--- THE RECORDS ---
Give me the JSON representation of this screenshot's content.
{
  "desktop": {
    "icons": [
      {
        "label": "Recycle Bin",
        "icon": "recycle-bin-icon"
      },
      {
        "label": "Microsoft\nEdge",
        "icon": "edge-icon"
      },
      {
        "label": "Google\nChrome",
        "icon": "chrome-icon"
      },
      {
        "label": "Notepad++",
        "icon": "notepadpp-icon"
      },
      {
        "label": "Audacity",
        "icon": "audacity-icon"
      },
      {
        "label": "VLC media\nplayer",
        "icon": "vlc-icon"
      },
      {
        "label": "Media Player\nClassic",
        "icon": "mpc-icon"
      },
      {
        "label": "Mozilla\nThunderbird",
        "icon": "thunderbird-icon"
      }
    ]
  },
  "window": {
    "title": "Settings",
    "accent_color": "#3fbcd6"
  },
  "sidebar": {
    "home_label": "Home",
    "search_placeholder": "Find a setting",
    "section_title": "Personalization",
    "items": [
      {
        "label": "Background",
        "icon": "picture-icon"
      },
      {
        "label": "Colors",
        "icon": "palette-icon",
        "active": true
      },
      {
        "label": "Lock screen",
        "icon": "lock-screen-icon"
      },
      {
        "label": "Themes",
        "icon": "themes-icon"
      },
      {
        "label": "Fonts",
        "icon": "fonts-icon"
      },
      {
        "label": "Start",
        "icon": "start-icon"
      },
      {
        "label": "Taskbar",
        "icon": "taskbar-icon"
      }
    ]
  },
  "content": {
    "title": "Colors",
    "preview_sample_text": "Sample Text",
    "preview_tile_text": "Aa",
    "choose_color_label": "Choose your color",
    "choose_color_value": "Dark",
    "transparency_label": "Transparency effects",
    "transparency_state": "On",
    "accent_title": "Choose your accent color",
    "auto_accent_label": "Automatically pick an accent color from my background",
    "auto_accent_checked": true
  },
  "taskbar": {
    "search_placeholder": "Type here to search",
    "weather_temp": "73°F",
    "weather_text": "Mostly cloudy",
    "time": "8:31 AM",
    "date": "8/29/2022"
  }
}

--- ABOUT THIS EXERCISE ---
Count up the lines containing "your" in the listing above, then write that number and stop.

--- SOLUTION TO THIS EXERCISE ---
2